December 11, 2001|
By Unknown, CCTC Learning Assistance Center, undated.[Refer]
Fun Trivia Trivia is popular on the internet. Really, really popular...
By , , .[Refer]
Stumpers Of course, the more educationally minded may prefer this site. Stumpers are learning tools using television game show formats in which participants assume the roll of contestants in a game show. There is a game board to provide categories and "dollar" amounts are assigned to the trivia-type questions and answers. Stumpers are usually done as a presentation with the presenter as the game show host. This site focuses on medicine, but you can see how the practice could be more widely applied.
By Robyn Latessa and Frank Wartman, Mountain Area Health Education Center, Undated.[Refer]
Peterson's Selected to be Primary College Search Provider for Yahoo! Education
On the one hand, Thomson Corporation is heavily involved in the provision of e-learning through a variety of alliances and projects, including Universitas 21. On the other hand, there is this press release that states that Peterson's, part of the Thomson Corporation, has been selected to be the primary provider of college search and selection information for the College Essentials area of Yahoo! Education. Now I ask: what are the odds that peterson's will provide balanced information to people selecting college and university courses? That's what I thought. Another reason to go Google.

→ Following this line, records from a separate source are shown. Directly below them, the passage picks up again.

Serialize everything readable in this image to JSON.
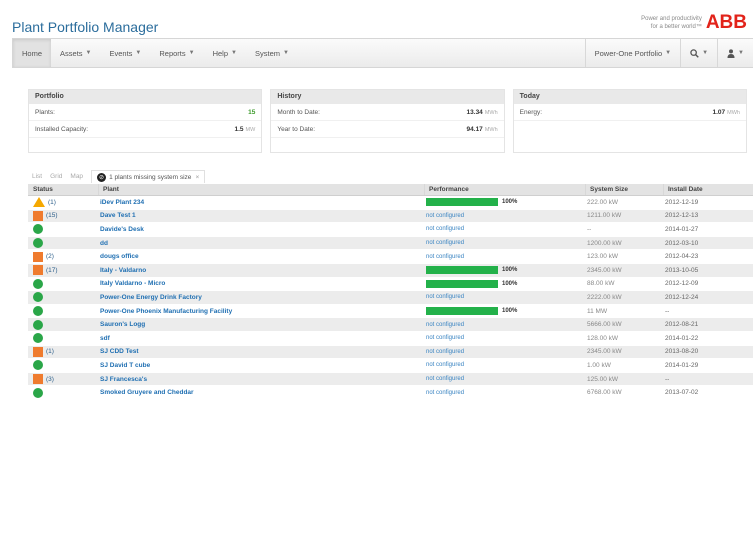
{
  "app": {
    "title": "Plant Portfolio Manager",
    "tagline_line1": "Power and productivity",
    "tagline_line2": "for a better world™",
    "logo": "ABB"
  },
  "nav": {
    "home": "Home",
    "assets": "Assets",
    "events": "Events",
    "reports": "Reports",
    "help": "Help",
    "system": "System",
    "portfolio": "Power-One Portfolio",
    "search_icon": "search-icon",
    "user_icon": "user-icon"
  },
  "summary": {
    "portfolio": {
      "heading": "Portfolio",
      "plants_label": "Plants:",
      "plants_value": "15",
      "capacity_label": "Installed Capacity:",
      "capacity_value": "1.5",
      "capacity_unit": "MW"
    },
    "history": {
      "heading": "History",
      "mtd_label": "Month to Date:",
      "mtd_value": "13.34",
      "mtd_unit": "MWh",
      "ytd_label": "Year to Date:",
      "ytd_value": "94.17",
      "ytd_unit": "MWh"
    },
    "today": {
      "heading": "Today",
      "energy_label": "Energy:",
      "energy_value": "1.07",
      "energy_unit": "MWh"
    }
  },
  "view_tabs": {
    "list": "List",
    "grid": "Grid",
    "map": "Map",
    "filter": "1 plants missing system size",
    "filter_close": "×"
  },
  "grid": {
    "headers": {
      "status": "Status",
      "plant": "Plant",
      "performance": "Performance",
      "system_size": "System Size",
      "install_date": "Install Date"
    },
    "rows": [
      {
        "status": "warning",
        "count": "(1)",
        "plant": "iDev Plant 234",
        "perf": "100%",
        "size": "222.00 kW",
        "date": "2012-12-19"
      },
      {
        "status": "alert",
        "count": "(15)",
        "plant": "Dave Test 1",
        "perf": "not configured",
        "size": "1211.00 kW",
        "date": "2012-12-13"
      },
      {
        "status": "ok",
        "count": "",
        "plant": "Davide's Desk",
        "perf": "not configured",
        "size": "--",
        "date": "2014-01-27"
      },
      {
        "status": "ok",
        "count": "",
        "plant": "dd",
        "perf": "not configured",
        "size": "1200.00 kW",
        "date": "2012-03-10"
      },
      {
        "status": "alert",
        "count": "(2)",
        "plant": "dougs office",
        "perf": "not configured",
        "size": "123.00 kW",
        "date": "2012-04-23"
      },
      {
        "status": "alert",
        "count": "(17)",
        "plant": "Italy - Valdarno",
        "perf": "100%",
        "size": "2345.00 kW",
        "date": "2013-10-05"
      },
      {
        "status": "ok",
        "count": "",
        "plant": "Italy Valdarno - Micro",
        "perf": "100%",
        "size": "88.00 kW",
        "date": "2012-12-09"
      },
      {
        "status": "ok",
        "count": "",
        "plant": "Power-One Energy Drink Factory",
        "perf": "not configured",
        "size": "2222.00 kW",
        "date": "2012-12-24"
      },
      {
        "status": "ok",
        "count": "",
        "plant": "Power-One Phoenix Manufacturing Facility",
        "perf": "100%",
        "size": "11 MW",
        "date": "--"
      },
      {
        "status": "ok",
        "count": "",
        "plant": "Sauron's Logg",
        "perf": "not configured",
        "size": "5666.00 kW",
        "date": "2012-08-21"
      },
      {
        "status": "ok",
        "count": "",
        "plant": "sdf",
        "perf": "not configured",
        "size": "128.00 kW",
        "date": "2014-01-22"
      },
      {
        "status": "alert",
        "count": "(1)",
        "plant": "SJ CDD Test",
        "perf": "not configured",
        "size": "2345.00 kW",
        "date": "2013-08-20"
      },
      {
        "status": "ok",
        "count": "",
        "plant": "SJ David T cube",
        "perf": "not configured",
        "size": "1.00 kW",
        "date": "2014-01-29"
      },
      {
        "status": "alert",
        "count": "(3)",
        "plant": "SJ Francesca's",
        "perf": "not configured",
        "size": "125.00 kW",
        "date": "--"
      },
      {
        "status": "ok",
        "count": "",
        "plant": "Smoked Gruyere and Cheddar",
        "perf": "not configured",
        "size": "6768.00 kW",
        "date": "2013-07-02"
      }
    ]
  },
  "colors": {
    "ok": "#2aa648",
    "alert": "#ef7b2e",
    "warning": "#f5a800",
    "performance_bar": "#23b14a",
    "link": "#1f6fb2"
  }
}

By Press Release, Peterson's & Yahoo!, December 10, 2001.[Refer]
New Wave of Schools Offer High-tech, Hands-on Training Now is the sample school described in this article successful because it is a charter school, because it employs online learning, because it is non-traditional, or because it got a $90,000 grant from Johnson & Johnson?
By Staff, eSchool News, December 10, 2001.[Refer]
Debating the Demise of NYUonline
The demise of NYUonline - documented last week in OLDaily - is debated in this Chronicle article. NYU administrators argue that the slumping economy was the cause, but this is hard to maintain in the face of such successful institutions as the University of Phoenix. Critics argue that the NYUonline business plan was flawed, that the school simply didn't offer useful courses. I think that the failure is best explained by the following tidbit: "During three years of operation, NYUonline spent about $25-million of New York University's money, administrative sources say. That investment produced seven courses on the company's Web site..." I don't care who you are, you aren't going to make money producing only seven courses for $25 million.
By Scott Carlson and Dan Carnevale, Chronicle of Higher Education, December 14, 2001.[Refer]
Re-engineering Scientific Credit in the Era of the Globalized information Economy
Something to think about: "the more science is commercialized under the new regime, the more previous research practices and protocols are threatened. The paper closes with three classes of examples to illustrate this claim: legal moves to suppress criticism and debate; restrictions on database access; and, the transformation of scientific journals into infomercial outlets."
By Philip Mirowski, First Monday, November 9, 2001.[Refer]
KNOW A FRIEND WHO MIGHT ENJOY THIS NEWSLETTER?
Feel free to forward OLDaily to your colleagues. If you
received this issue from a friend and would like a free subscription of your own, you can join our mailing list
About This NewsLetter] [
Send me your comments]